Retired RDU chief: Airport 'for today' is here
Posted November 26, 2011
Updated November 27, 2011
Morrisville, N.C. — The longtime director of Raleigh-Durham International Airport is enjoying his first holiday weekend without worrying about how travelers are faring in the friendly skies.
John Brantley retired this week after overseeing operations at RDU for 29 years. He started at RDU in 1977 as an engineering assistant and become airport director five years later.
"At the time, it was going to be a two-year commitment. That turned into 34," Brantley said.
In the late 70s, RDU still looked like it had at the end of World War II, and it lay in what was then a largely undeveloped area between Raleigh and Durham.
"I don't mind telling you. In 1978, we didn't get a lot of compliments.

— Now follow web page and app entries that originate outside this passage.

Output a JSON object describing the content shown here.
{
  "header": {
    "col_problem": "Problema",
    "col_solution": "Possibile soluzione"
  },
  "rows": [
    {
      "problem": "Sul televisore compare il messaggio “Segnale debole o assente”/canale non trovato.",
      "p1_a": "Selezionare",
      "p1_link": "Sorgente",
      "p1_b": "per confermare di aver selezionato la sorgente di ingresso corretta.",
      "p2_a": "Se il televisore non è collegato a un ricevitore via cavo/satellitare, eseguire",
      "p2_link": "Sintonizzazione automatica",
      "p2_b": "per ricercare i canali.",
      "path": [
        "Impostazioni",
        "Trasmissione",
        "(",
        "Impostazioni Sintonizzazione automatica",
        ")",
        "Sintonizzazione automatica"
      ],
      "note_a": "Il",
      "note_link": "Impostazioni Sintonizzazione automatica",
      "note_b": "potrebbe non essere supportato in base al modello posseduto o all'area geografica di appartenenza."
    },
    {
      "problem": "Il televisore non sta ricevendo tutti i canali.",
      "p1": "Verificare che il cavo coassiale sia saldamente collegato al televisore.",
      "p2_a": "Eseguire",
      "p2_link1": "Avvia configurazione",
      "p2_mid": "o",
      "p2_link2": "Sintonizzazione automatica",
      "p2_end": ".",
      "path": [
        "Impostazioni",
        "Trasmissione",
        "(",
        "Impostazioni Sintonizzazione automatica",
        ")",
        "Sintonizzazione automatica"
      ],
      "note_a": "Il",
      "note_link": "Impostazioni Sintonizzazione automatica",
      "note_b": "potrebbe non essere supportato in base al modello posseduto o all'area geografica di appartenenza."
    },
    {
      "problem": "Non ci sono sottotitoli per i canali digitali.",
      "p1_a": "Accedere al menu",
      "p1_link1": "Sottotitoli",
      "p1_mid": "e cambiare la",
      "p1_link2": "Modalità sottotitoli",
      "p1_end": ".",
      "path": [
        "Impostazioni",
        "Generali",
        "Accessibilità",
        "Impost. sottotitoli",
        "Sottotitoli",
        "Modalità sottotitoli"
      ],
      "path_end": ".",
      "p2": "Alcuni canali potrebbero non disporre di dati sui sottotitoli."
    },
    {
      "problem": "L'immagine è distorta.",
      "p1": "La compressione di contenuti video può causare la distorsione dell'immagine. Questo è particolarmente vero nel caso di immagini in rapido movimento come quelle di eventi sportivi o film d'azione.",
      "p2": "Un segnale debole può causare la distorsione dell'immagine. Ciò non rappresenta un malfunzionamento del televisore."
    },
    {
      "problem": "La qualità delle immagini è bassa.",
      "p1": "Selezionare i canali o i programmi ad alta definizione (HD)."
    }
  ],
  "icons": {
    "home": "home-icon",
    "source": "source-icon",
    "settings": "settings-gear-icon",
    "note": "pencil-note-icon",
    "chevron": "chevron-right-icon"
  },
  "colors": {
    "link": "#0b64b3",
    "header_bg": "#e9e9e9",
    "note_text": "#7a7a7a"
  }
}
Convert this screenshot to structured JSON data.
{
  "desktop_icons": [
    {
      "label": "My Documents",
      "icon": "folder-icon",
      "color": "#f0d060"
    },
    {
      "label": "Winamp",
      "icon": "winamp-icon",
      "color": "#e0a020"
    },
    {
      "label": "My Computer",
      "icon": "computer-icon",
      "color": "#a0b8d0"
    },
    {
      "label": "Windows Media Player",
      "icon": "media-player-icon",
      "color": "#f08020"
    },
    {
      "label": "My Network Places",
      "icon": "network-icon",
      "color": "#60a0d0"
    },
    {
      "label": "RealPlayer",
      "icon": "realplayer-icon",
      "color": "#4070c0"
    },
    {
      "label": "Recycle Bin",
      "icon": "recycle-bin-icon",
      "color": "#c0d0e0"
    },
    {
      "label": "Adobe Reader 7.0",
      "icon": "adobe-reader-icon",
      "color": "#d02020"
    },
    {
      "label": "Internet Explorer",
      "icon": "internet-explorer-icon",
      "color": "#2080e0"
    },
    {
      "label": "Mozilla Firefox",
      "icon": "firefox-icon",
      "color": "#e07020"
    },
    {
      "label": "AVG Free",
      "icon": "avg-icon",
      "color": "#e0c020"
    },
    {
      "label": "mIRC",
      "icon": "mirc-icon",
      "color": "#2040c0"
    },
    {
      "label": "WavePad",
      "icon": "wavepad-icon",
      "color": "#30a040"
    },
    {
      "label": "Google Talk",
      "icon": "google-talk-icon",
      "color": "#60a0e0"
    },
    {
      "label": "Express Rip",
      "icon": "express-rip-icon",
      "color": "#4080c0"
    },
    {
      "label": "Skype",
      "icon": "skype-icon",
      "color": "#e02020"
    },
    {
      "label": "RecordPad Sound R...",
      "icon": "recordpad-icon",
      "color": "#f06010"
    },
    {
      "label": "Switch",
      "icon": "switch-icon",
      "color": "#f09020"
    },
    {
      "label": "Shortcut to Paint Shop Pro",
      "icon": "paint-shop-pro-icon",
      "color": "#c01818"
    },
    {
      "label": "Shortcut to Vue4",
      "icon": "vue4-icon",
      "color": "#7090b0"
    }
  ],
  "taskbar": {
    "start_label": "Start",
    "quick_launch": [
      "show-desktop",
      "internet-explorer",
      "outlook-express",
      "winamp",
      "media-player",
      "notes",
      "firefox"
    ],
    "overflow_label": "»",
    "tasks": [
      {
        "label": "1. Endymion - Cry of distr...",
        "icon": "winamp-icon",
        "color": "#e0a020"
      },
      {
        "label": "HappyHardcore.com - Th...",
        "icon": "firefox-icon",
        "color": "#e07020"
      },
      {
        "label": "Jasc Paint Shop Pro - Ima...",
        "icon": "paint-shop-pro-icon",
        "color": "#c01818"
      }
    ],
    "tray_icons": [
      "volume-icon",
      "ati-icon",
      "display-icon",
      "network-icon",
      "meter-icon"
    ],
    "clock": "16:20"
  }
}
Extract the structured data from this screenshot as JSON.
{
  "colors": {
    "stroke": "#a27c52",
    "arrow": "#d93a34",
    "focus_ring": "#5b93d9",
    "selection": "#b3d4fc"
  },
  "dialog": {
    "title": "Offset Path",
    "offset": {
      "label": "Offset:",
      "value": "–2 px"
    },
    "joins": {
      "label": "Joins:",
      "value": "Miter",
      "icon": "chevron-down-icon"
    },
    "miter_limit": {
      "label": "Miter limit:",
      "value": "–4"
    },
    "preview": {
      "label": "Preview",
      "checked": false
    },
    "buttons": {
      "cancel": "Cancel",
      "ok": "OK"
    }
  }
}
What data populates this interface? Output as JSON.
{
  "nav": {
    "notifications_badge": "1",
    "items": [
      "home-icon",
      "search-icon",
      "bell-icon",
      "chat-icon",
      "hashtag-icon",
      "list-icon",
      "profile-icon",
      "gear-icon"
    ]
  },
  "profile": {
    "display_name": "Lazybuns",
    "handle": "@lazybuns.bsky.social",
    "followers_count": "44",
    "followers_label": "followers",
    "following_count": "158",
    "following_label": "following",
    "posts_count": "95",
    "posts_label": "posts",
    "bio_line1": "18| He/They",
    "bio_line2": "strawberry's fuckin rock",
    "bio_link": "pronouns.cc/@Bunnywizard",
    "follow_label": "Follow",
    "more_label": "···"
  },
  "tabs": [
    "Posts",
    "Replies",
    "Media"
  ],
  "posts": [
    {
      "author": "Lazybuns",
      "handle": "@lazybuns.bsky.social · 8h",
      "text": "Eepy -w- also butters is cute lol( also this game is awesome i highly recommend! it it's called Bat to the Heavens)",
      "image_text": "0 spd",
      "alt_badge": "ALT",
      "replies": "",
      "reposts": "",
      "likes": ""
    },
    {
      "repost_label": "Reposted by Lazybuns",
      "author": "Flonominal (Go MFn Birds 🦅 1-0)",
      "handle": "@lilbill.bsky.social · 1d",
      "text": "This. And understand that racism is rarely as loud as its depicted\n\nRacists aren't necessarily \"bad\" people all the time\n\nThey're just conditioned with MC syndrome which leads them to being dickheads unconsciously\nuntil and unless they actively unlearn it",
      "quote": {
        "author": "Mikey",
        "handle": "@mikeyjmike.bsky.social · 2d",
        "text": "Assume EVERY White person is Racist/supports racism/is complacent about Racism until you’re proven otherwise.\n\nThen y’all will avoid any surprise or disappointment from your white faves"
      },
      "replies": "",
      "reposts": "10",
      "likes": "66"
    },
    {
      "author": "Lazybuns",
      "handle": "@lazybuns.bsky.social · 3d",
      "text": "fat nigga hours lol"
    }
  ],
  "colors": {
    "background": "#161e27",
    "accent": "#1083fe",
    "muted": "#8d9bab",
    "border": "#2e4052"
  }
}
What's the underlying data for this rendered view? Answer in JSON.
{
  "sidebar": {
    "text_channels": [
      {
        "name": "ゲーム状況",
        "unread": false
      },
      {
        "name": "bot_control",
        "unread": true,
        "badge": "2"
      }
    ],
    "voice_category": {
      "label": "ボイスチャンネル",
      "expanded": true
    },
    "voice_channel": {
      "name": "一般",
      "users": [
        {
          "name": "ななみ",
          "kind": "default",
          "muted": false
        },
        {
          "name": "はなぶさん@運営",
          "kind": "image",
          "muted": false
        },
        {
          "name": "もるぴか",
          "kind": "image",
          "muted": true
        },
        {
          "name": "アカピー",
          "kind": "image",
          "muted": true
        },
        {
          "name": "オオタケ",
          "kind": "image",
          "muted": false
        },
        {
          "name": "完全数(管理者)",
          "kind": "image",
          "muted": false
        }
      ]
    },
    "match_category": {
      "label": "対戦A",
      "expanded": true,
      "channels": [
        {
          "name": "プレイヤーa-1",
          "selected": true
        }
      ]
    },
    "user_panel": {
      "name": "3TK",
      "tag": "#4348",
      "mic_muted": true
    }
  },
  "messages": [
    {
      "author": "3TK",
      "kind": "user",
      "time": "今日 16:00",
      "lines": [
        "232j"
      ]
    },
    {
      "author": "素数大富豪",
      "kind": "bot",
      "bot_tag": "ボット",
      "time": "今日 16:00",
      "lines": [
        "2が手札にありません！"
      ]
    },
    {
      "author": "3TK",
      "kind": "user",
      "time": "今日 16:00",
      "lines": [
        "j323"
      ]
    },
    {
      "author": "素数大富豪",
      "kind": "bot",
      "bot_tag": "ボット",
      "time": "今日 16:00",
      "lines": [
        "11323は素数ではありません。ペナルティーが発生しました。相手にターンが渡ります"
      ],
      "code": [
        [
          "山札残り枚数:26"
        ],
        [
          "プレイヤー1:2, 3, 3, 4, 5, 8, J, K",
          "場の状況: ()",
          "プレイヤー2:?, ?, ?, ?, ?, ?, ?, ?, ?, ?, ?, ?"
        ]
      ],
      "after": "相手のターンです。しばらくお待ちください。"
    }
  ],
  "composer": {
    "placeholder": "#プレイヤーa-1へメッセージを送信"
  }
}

We got a lot of complaints," he remembered.
The nearby Research Triangle Park was taking off, though, and both the RDU Authority and Brantley knew the airport needed to keep up with the times.
Brantley turned to the public for help in crafting their vision for expanding RDU.
"You tell us what you like and dislike and hopefully consensus would build around that, and that's exactly what happened," he said.
Brantley oversaw the evolution of RDU from a mid-sized regional airport drawing 700,000 people a year to to a thriving airport taking 9.1 million travelers a year from coast to coast and to several international destinations.
His long-range master plan included construction of the airport’s 10,000-foot runway and the red-roofed Terminal C that American Airlines used as its Southeast hub operations.
When American pulled out in the mid-1990s, Brantley recruited Midway Airlines, which catered to business travelers, and when Midway ceased operations in the economic downturn after 9/11, he recruited Southwest Airlines, jetBlue and other carriers.
Brantley also oversaw a massive overhaul of the airport's facilities, capped by the opening $570 million Terminal 2 ahead of schedule and under budget in January.
A North Carolina State University alum and die-hard fan, Brantley had one last gift for RDU: At his last board meeting, he declared the airport Wolfpack Country.
Brantley said he takes pride in walking through Terminal 2 and seeing the fulfillment of a decade-long vision.
"I felt in many respects that the airport that was needed or is needed for today is finally here," he said.